From Vatican we started walking towards out next destination, the Spanish Steps. En route we came across Castel Sant'Angelo. The Mausoleum of Hadrian, popularly known as Castel Sant'Angelo, initially was commissioned by the Roman Emperor Hadrian as a mausoleum for himself and his family. The building spent over a thousand years as a fortress and castle, and is now a museum.
It was in the late 16th century that the French king comissioned the building of the steps to reach the Trinità dei Monti church, which is one of the two french national churches in rome(other one being San Luigi dei Francesi). However the steps were finally built between the 1723 -1726. Now the square below was called Piazza di Spangna hence the steps got the name Spanish Steps. In the early 19th century Keats & Shelley lived and worked here. During that time so many English were there that it was nicknamed ‘The English Ghetto’. The house right to the steps where Keats died in 1821 now houses the Keats Shelley Museum.
On the steps and around the fountain a lot of people assemble just to laze around, catch a breath or just do nothing. You may also see a lot of locals there. At the top of the steps you will find the church and lots of artists displaying their work. The street which leads you to the steps is lined on both sides by some of the best names in fashion - D&G, Versace, Gucci et al and you may also find a line outside each such shop for entry.
From Spanish Steps we headed to Fontana di Trevi. Probably one of the most famous fountains in the world. Some of you readers might recall the famous scene from Federico Fellini’s movie La Dolce Vita, with Swedish actress Anita Ekberg in the fountain. One of the most celebrated images from cinema.
The fountain is located at the intersection of three roads hence namedtre-vi(a). Work started in 1732 under architect Nicola Salvi and got completed in 1762. Giuseppe Pannini finished the work after Salvi’s death in 1751.

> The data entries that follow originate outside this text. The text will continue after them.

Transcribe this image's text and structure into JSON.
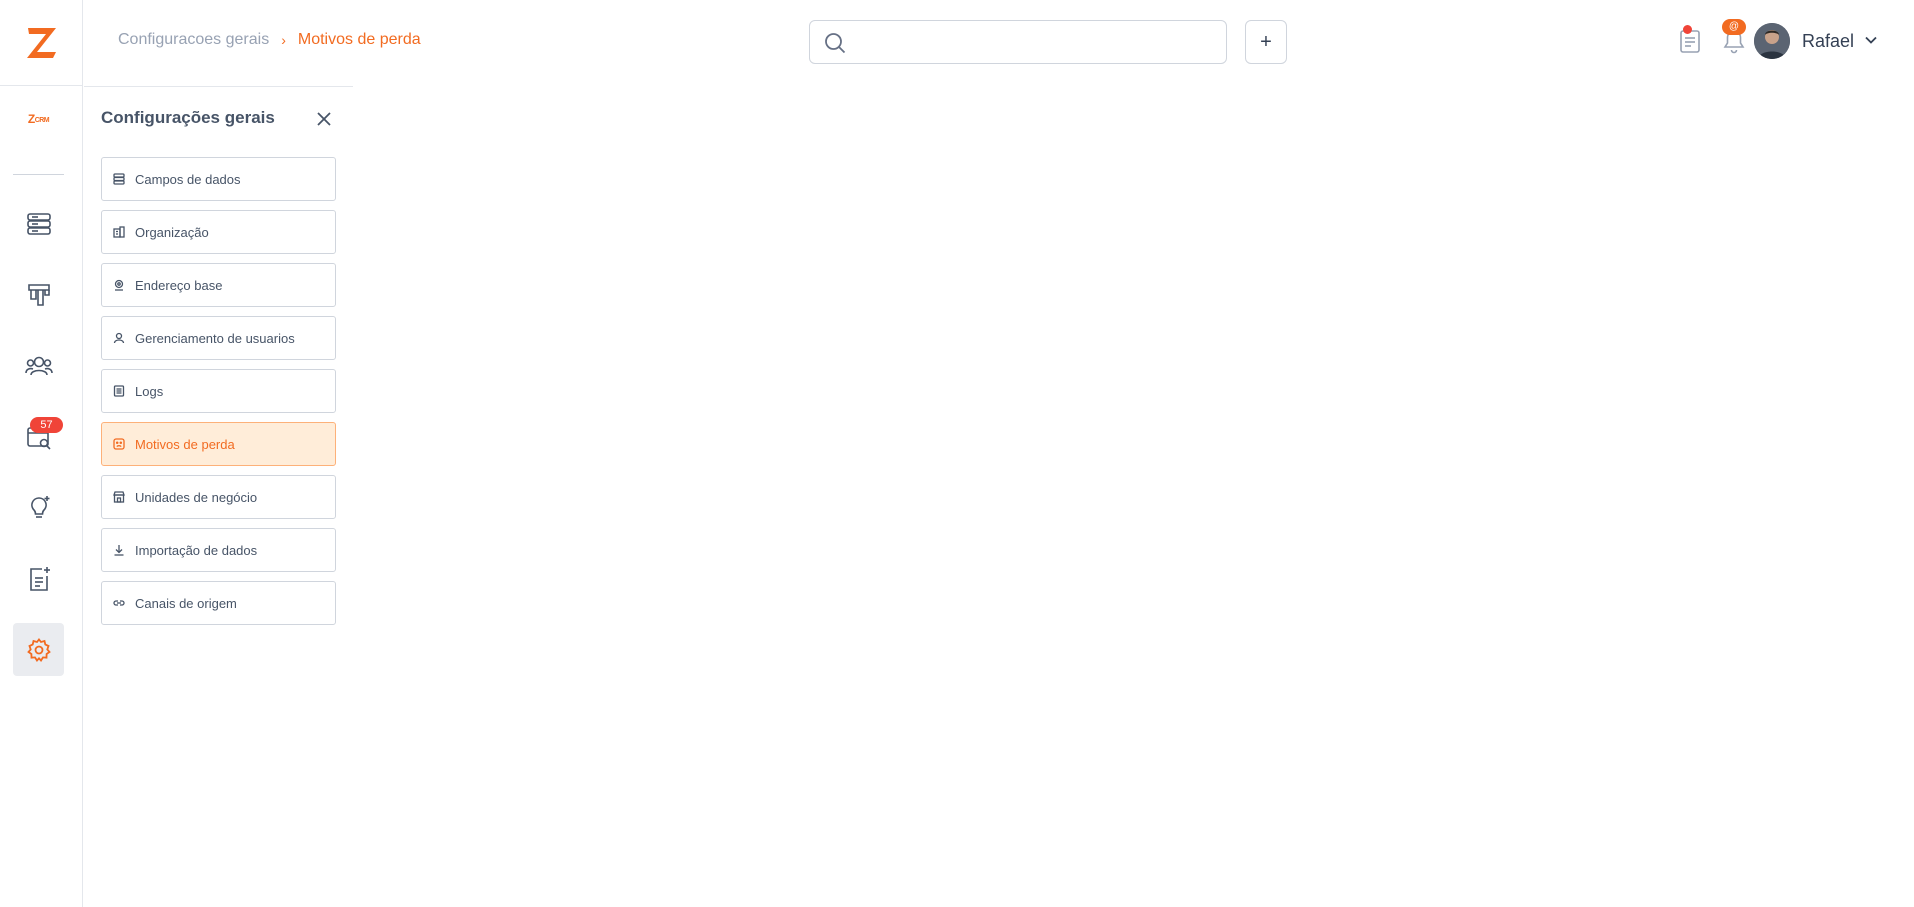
{
  "brand": {
    "crm_logo_letter": "Z",
    "crm_logo_suffix": "CRM",
    "accent": "#f26b21"
  },
  "breadcrumb": {
    "parent": "Configuracoes gerais",
    "separator": "›",
    "current": "Motivos de perda"
  },
  "search": {
    "placeholder": "",
    "value": ""
  },
  "header": {
    "add_label": "+",
    "mentions_badge": "@",
    "user_name": "Rafael"
  },
  "rail": {
    "items": [
      {
        "icon": "server-icon"
      },
      {
        "icon": "pipeline-icon"
      },
      {
        "icon": "users-icon"
      },
      {
        "icon": "calendar-search-icon",
        "badge": "57"
      },
      {
        "icon": "lightbulb-icon"
      },
      {
        "icon": "notes-icon"
      },
      {
        "icon": "gear-icon",
        "active": true
      }
    ]
  },
  "panel": {
    "title": "Configurações gerais",
    "items": [
      {
        "label": "Campos de dados",
        "icon": "database-icon"
      },
      {
        "label": "Organização",
        "icon": "building-icon"
      },
      {
        "label": "Endereço base",
        "icon": "location-icon"
      },
      {
        "label": "Gerenciamento de usuarios",
        "icon": "user-icon"
      },
      {
        "label": "Logs",
        "icon": "log-icon"
      },
      {
        "label": "Motivos de perda",
        "icon": "emoji-sad-icon",
        "active": true
      },
      {
        "label": "Unidades de negócio",
        "icon": "store-icon"
      },
      {
        "label": "Importação de dados",
        "icon": "download-icon"
      },
      {
        "label": "Canais de origem",
        "icon": "link-icon"
      }
    ]
  }
}
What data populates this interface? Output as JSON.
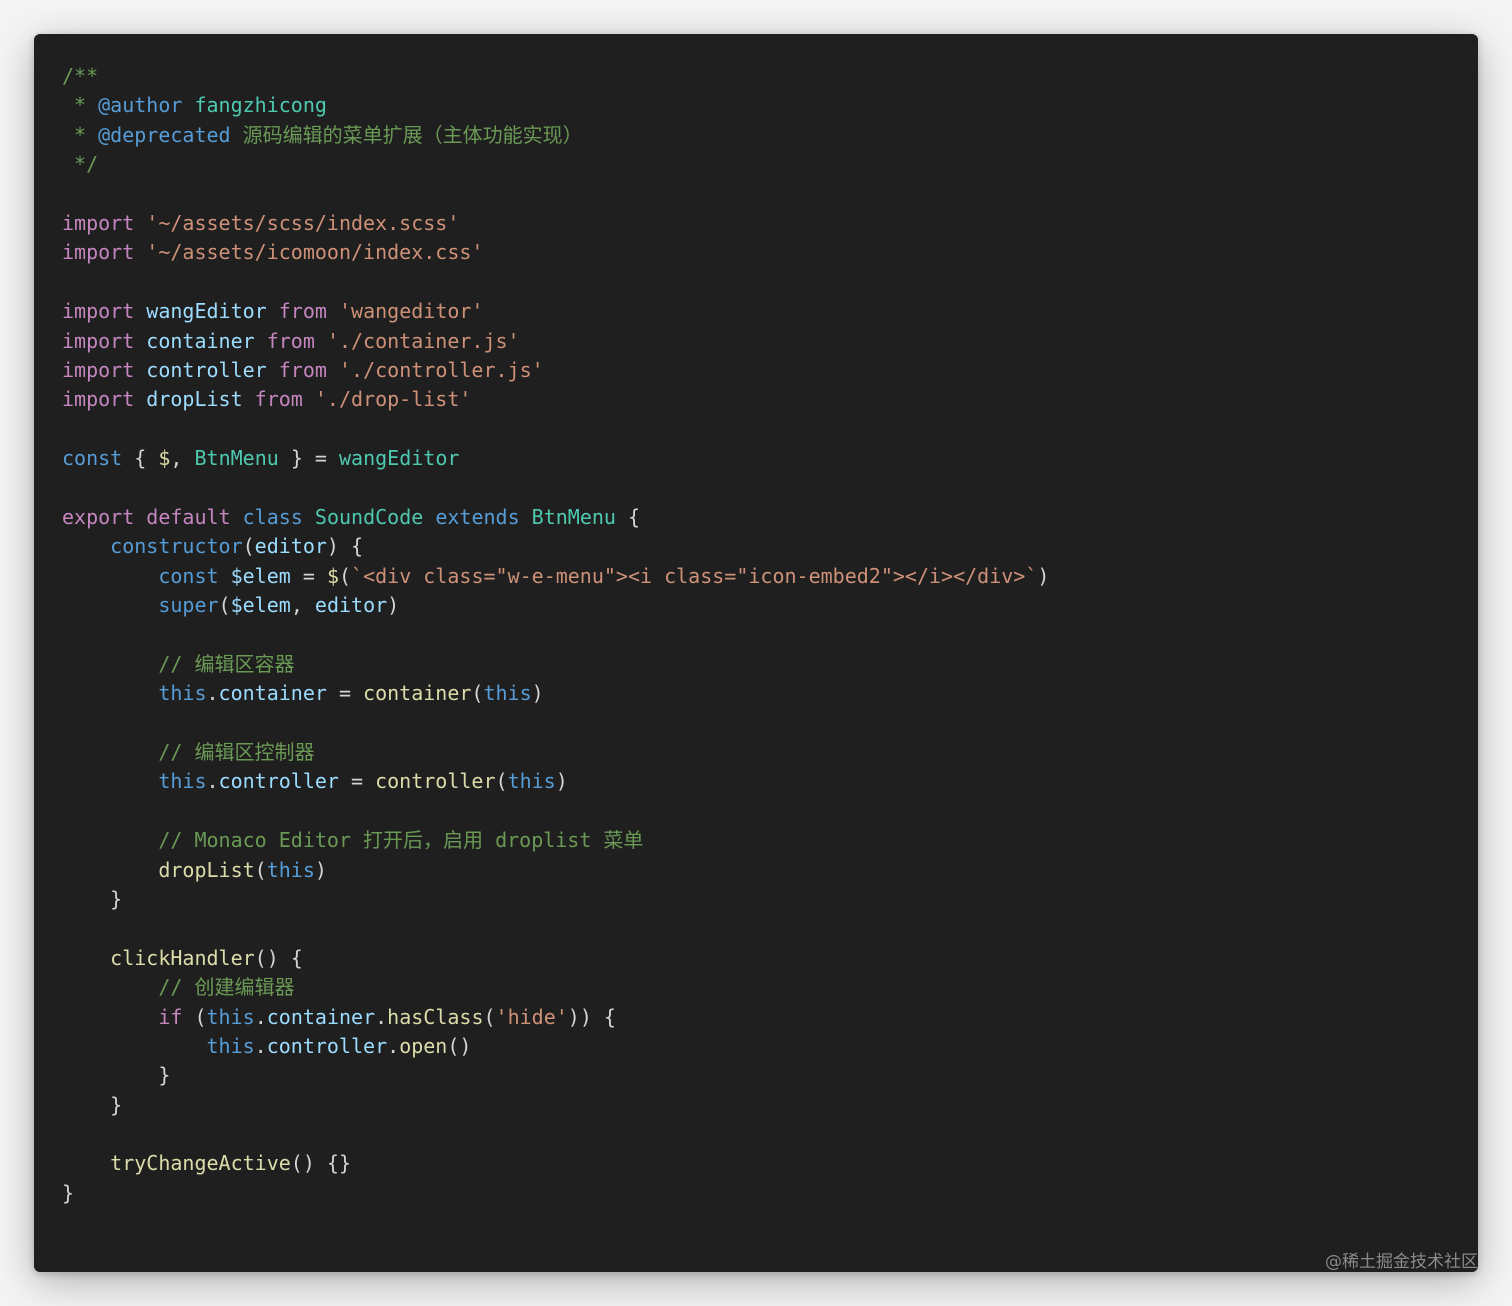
{
  "colors": {
    "background": "#1f1f1f",
    "default": "#d4d4d4",
    "comment": "#6a9955",
    "keyword": "#c586c0",
    "storage": "#569cd6",
    "string": "#ce9178",
    "variable": "#9cdcfe",
    "type": "#4ec9b0",
    "function": "#dcdcaa"
  },
  "code_lines": [
    [
      [
        "/**",
        "comment"
      ]
    ],
    [
      [
        " * ",
        "comment"
      ],
      [
        "@author",
        "storage"
      ],
      [
        " fangzhicong",
        "type"
      ]
    ],
    [
      [
        " * ",
        "comment"
      ],
      [
        "@deprecated",
        "storage"
      ],
      [
        " 源码编辑的菜单扩展（主体功能实现）",
        "comment"
      ]
    ],
    [
      [
        " */",
        "comment"
      ]
    ],
    [],
    [
      [
        "import",
        "keyword"
      ],
      [
        " ",
        "default"
      ],
      [
        "'~/assets/scss/index.scss'",
        "string"
      ]
    ],
    [
      [
        "import",
        "keyword"
      ],
      [
        " ",
        "default"
      ],
      [
        "'~/assets/icomoon/index.css'",
        "string"
      ]
    ],
    [],
    [
      [
        "import",
        "keyword"
      ],
      [
        " ",
        "default"
      ],
      [
        "wangEditor",
        "variable"
      ],
      [
        " ",
        "default"
      ],
      [
        "from",
        "keyword"
      ],
      [
        " ",
        "default"
      ],
      [
        "'wangeditor'",
        "string"
      ]
    ],
    [
      [
        "import",
        "keyword"
      ],
      [
        " ",
        "default"
      ],
      [
        "container",
        "variable"
      ],
      [
        " ",
        "default"
      ],
      [
        "from",
        "keyword"
      ],
      [
        " ",
        "default"
      ],
      [
        "'./container.js'",
        "string"
      ]
    ],
    [
      [
        "import",
        "keyword"
      ],
      [
        " ",
        "default"
      ],
      [
        "controller",
        "variable"
      ],
      [
        " ",
        "default"
      ],
      [
        "from",
        "keyword"
      ],
      [
        " ",
        "default"
      ],
      [
        "'./controller.js'",
        "string"
      ]
    ],
    [
      [
        "import",
        "keyword"
      ],
      [
        " ",
        "default"
      ],
      [
        "dropList",
        "variable"
      ],
      [
        " ",
        "default"
      ],
      [
        "from",
        "keyword"
      ],
      [
        " ",
        "default"
      ],
      [
        "'./drop-list'",
        "string"
      ]
    ],
    [],
    [
      [
        "const",
        "storage"
      ],
      [
        " { ",
        "default"
      ],
      [
        "$",
        "function"
      ],
      [
        ", ",
        "default"
      ],
      [
        "BtnMenu",
        "type"
      ],
      [
        " } = ",
        "default"
      ],
      [
        "wangEditor",
        "type"
      ]
    ],
    [],
    [
      [
        "export",
        "keyword"
      ],
      [
        " ",
        "default"
      ],
      [
        "default",
        "keyword"
      ],
      [
        " ",
        "default"
      ],
      [
        "class",
        "storage"
      ],
      [
        " ",
        "default"
      ],
      [
        "SoundCode",
        "type"
      ],
      [
        " ",
        "default"
      ],
      [
        "extends",
        "storage"
      ],
      [
        " ",
        "default"
      ],
      [
        "BtnMenu",
        "type"
      ],
      [
        " {",
        "default"
      ]
    ],
    [
      [
        "    ",
        "default"
      ],
      [
        "constructor",
        "storage"
      ],
      [
        "(",
        "default"
      ],
      [
        "editor",
        "variable"
      ],
      [
        ") {",
        "default"
      ]
    ],
    [
      [
        "        ",
        "default"
      ],
      [
        "const",
        "storage"
      ],
      [
        " ",
        "default"
      ],
      [
        "$elem",
        "variable"
      ],
      [
        " = ",
        "default"
      ],
      [
        "$",
        "function"
      ],
      [
        "(",
        "default"
      ],
      [
        "`<div class=\"w-e-menu\"><i class=\"icon-embed2\"></i></div>`",
        "string"
      ],
      [
        ")",
        "default"
      ]
    ],
    [
      [
        "        ",
        "default"
      ],
      [
        "super",
        "storage"
      ],
      [
        "(",
        "default"
      ],
      [
        "$elem",
        "variable"
      ],
      [
        ", ",
        "default"
      ],
      [
        "editor",
        "variable"
      ],
      [
        ")",
        "default"
      ]
    ],
    [],
    [
      [
        "        ",
        "default"
      ],
      [
        "// 编辑区容器",
        "comment"
      ]
    ],
    [
      [
        "        ",
        "default"
      ],
      [
        "this",
        "storage"
      ],
      [
        ".",
        "default"
      ],
      [
        "container",
        "variable"
      ],
      [
        " = ",
        "default"
      ],
      [
        "container",
        "function"
      ],
      [
        "(",
        "default"
      ],
      [
        "this",
        "storage"
      ],
      [
        ")",
        "default"
      ]
    ],
    [],
    [
      [
        "        ",
        "default"
      ],
      [
        "// 编辑区控制器",
        "comment"
      ]
    ],
    [
      [
        "        ",
        "default"
      ],
      [
        "this",
        "storage"
      ],
      [
        ".",
        "default"
      ],
      [
        "controller",
        "variable"
      ],
      [
        " = ",
        "default"
      ],
      [
        "controller",
        "function"
      ],
      [
        "(",
        "default"
      ],
      [
        "this",
        "storage"
      ],
      [
        ")",
        "default"
      ]
    ],
    [],
    [
      [
        "        ",
        "default"
      ],
      [
        "// Monaco Editor 打开后，启用 droplist 菜单",
        "comment"
      ]
    ],
    [
      [
        "        ",
        "default"
      ],
      [
        "dropList",
        "function"
      ],
      [
        "(",
        "default"
      ],
      [
        "this",
        "storage"
      ],
      [
        ")",
        "default"
      ]
    ],
    [
      [
        "    }",
        "default"
      ]
    ],
    [],
    [
      [
        "    ",
        "default"
      ],
      [
        "clickHandler",
        "function"
      ],
      [
        "() {",
        "default"
      ]
    ],
    [
      [
        "        ",
        "default"
      ],
      [
        "// 创建编辑器",
        "comment"
      ]
    ],
    [
      [
        "        ",
        "default"
      ],
      [
        "if",
        "keyword"
      ],
      [
        " (",
        "default"
      ],
      [
        "this",
        "storage"
      ],
      [
        ".",
        "default"
      ],
      [
        "container",
        "variable"
      ],
      [
        ".",
        "default"
      ],
      [
        "hasClass",
        "function"
      ],
      [
        "(",
        "default"
      ],
      [
        "'hide'",
        "string"
      ],
      [
        ")) {",
        "default"
      ]
    ],
    [
      [
        "            ",
        "default"
      ],
      [
        "this",
        "storage"
      ],
      [
        ".",
        "default"
      ],
      [
        "controller",
        "variable"
      ],
      [
        ".",
        "default"
      ],
      [
        "open",
        "function"
      ],
      [
        "()",
        "default"
      ]
    ],
    [
      [
        "        }",
        "default"
      ]
    ],
    [
      [
        "    }",
        "default"
      ]
    ],
    [],
    [
      [
        "    ",
        "default"
      ],
      [
        "tryChangeActive",
        "function"
      ],
      [
        "() {}",
        "default"
      ]
    ],
    [
      [
        "}",
        "default"
      ]
    ]
  ],
  "watermark": "@稀土掘金技术社区"
}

On top of the fountain is the coat of arms of Pope Clement XII, who began work on the fountain. In the center is the magnificent figure of Oceanus(Neptune), son of the Sky and the Earth, which dominates everything in its regality. He is the power of water, impressive in his capacity to give life and at the samer time destroy it. He advaces in a chariot in the form of a shell. His chariot is pulled to two sea horses accompanied by tritons. The horse on the left advances violently symbolizing the sea in tempest, indicative of its violent, destructive nature. While the horse on the right advances calmly representing the calm state of the waters, useful and life giving. The two niches at the sides of Oceanus are the allegoric statues of Fertility(left) and Healthiness(right).